Citing PatentFiling datePublication dateApplicantTitle
US5460594 *Feb 8, 1994Oct 24, 1995Walling; Allan J.Interface plate
US5954631 *Sep 24, 1997Sep 21, 1999Gorsuch; Leslie L.Device and method for creating and maintaining a rigid erection of a penis
US6036635 *Feb 26, 1997Mar 14, 2000Altshuler; YakovErection control system
US6251067Jun 23, 1999Jun 26, 2001Advanced Research & Technology InstituteMale erectile prosthesis
US6306080Sep 22, 1999Oct 23, 2001Soma Blue, Inc.Disposable penile constriction device having preformed tear configuration and associated methods

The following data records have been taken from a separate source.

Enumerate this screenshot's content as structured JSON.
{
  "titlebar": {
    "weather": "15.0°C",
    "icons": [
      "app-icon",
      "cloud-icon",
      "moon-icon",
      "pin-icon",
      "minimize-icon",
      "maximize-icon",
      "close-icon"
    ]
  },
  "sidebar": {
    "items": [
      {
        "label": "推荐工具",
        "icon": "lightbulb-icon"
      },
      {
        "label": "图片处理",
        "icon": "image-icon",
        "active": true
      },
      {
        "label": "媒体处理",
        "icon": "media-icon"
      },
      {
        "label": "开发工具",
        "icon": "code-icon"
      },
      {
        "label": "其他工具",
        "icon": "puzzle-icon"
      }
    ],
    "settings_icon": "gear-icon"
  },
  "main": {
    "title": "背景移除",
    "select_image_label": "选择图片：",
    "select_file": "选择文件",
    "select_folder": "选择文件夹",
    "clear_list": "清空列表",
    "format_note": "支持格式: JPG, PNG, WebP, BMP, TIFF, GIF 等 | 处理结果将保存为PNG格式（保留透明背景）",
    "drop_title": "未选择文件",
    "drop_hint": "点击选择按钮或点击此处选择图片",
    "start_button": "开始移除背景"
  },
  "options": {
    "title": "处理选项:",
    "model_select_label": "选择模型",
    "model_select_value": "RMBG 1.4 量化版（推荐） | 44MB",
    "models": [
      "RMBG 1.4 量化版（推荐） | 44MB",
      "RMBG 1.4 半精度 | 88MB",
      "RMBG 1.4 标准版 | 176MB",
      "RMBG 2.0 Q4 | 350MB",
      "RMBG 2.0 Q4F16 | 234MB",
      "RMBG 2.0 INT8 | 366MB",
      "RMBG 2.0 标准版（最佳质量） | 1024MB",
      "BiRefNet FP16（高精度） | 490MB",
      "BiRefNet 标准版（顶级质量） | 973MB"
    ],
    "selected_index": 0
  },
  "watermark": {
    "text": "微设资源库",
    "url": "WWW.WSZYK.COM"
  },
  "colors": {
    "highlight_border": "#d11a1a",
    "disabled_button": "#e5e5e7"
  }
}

US6309344 *Apr 8, 2000Oct 30, 2001Glen F. WernerMale erection enhancer and sustainer
US6705987Apr 17, 2002Mar 16, 2004Endocare, Inc.Penile seal and constriction ring
US7604588Oct 20, 2009Bich Van NguyenErectile aide and method of attaching same
US8360957Jan 29, 2013Yamil KuriMethod of treating erectile dysfunction
US20040077925 *May 27, 2003Apr 22, 2004Nguyen Bich VanErectile aide and method of attaching same
US20080257361 *Apr 19, 2007Oct 23, 2008Cds International Holdings, Inc.Male condom with tension band
US20090264700 *Apr 14, 2009Oct 22, 2009Yamil KuriMethod of Treating Erectile Dysfunction
US20110040142 *Jul 23, 2010Feb 17, 2011Firma Medical Holdings, LlcVacuum erection control system
WO1999015114A1 *Sep 24, 1998Apr 1, 1999Gorsuch Leslie LDevice and method for creating and maintaining a rigid erection of a penis
Classifications
U.S. Classification600/41
International ClassificationA61F5/41
Cooperative ClassificationA61F2005/414, A61F5/41
European ClassificationA61F5/41
Legal Events
DateCodeEventDescription
Jan 28, 1997REMIMaintenance fee reminder mailed
Jun 22, 1997LAPSLapse for failure to pay maintenance fees
Sep 2, 1997FPExpired due to failure to pay maintenance fee
Effective date: 19970625